Tech-interns.com is your gateway to internships and research opportunities in science and engineering fields.
For more information and to apply, please visit: http://www.whitehouse.gov/about/internships
“This program will mentor and cultivate young leaders of today and tomorrow and will have an opportunity to serve… I want to commend all who apply for their desire to help through public service to forge a brighter future for our country.”
-President Barack Obama, May 22, 2009
President Obama believes in the capacity of young people to move America forward. He is committed to providing young leaders from across the nation an opportunity to develop their leadership skills and fostering a continued commitment to public service through the White House Internship Program. This hands-on program is designed to mentor and cultivate today’s young leaders, strengthen their understanding of the Executive Office of the President and prepare them for future roles in public service.
UNCF Corporate Scholars Programs help college students gain invaluable professional experience through paid internships at America’s leading Fortune 500 corporations and national organizations. Students also receive up to a $10,000 scholarship. Many of the internships are renewable. The ultimate goal of the program is to ensure that successful corporations have a ready pool of well-trained, ethnically diverse young professionals who can create the products and efficiencies companies need to compete in the dynamic, globally integrated marketplace of today. Eligibility requirements are different for each program. Hundreds of students have participated in the program, resulting in money for college and abundant job offers.
The Summer Multicultural Access to Research Training (SMART) program is intended for undergraduate students who are interested in preparing for graduate degrees in science, math and engineering.
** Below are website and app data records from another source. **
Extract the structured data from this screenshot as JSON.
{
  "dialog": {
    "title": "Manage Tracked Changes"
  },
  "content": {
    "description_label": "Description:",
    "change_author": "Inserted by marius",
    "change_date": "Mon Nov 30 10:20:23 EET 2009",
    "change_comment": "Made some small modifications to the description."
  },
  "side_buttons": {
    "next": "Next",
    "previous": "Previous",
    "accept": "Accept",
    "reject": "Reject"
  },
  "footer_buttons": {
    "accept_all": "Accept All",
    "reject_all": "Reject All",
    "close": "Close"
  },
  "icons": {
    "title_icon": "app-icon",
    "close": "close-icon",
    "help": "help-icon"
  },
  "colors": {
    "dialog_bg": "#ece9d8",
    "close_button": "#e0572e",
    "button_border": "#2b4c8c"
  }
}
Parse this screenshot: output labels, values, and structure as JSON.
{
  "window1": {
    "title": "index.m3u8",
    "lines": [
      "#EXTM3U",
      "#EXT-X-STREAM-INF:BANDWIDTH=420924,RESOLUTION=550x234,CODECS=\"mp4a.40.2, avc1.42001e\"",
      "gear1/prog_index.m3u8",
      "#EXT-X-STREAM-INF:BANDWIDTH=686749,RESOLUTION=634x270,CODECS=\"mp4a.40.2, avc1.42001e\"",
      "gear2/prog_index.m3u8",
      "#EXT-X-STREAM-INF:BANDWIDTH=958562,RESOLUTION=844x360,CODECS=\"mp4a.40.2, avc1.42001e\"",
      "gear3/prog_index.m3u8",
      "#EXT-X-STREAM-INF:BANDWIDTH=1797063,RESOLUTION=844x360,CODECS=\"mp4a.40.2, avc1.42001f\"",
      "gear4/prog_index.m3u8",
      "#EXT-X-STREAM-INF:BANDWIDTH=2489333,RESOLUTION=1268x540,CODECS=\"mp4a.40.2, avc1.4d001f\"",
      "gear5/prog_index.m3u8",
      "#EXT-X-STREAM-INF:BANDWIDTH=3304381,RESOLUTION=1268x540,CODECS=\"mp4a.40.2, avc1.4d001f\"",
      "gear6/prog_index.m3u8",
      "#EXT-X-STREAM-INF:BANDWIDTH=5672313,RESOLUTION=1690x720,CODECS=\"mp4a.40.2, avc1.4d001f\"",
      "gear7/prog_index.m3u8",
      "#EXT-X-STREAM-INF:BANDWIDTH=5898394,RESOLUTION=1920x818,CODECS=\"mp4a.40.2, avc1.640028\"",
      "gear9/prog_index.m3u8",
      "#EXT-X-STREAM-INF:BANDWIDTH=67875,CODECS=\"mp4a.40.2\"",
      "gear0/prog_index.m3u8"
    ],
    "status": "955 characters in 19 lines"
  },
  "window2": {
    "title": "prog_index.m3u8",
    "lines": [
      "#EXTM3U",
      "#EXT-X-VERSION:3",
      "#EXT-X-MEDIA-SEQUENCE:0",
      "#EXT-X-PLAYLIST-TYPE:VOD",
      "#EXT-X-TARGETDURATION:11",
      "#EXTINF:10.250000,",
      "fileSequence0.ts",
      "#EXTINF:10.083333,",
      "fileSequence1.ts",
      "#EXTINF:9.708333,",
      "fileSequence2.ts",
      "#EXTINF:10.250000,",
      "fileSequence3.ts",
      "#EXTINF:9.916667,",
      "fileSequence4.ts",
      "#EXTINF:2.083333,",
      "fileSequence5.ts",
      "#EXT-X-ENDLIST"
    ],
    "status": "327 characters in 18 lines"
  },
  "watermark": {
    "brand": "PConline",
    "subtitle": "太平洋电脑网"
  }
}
SMART offers students the opportunity to conduct research under the guidance of a faculty mentor, and participate in workshops designed to strengthen scientific writing and oral presentation skills.
SMART interns earn three (3) hours of upper-division undergraduate credit in independent study, and receive a stipend, room and board, and travel expenses.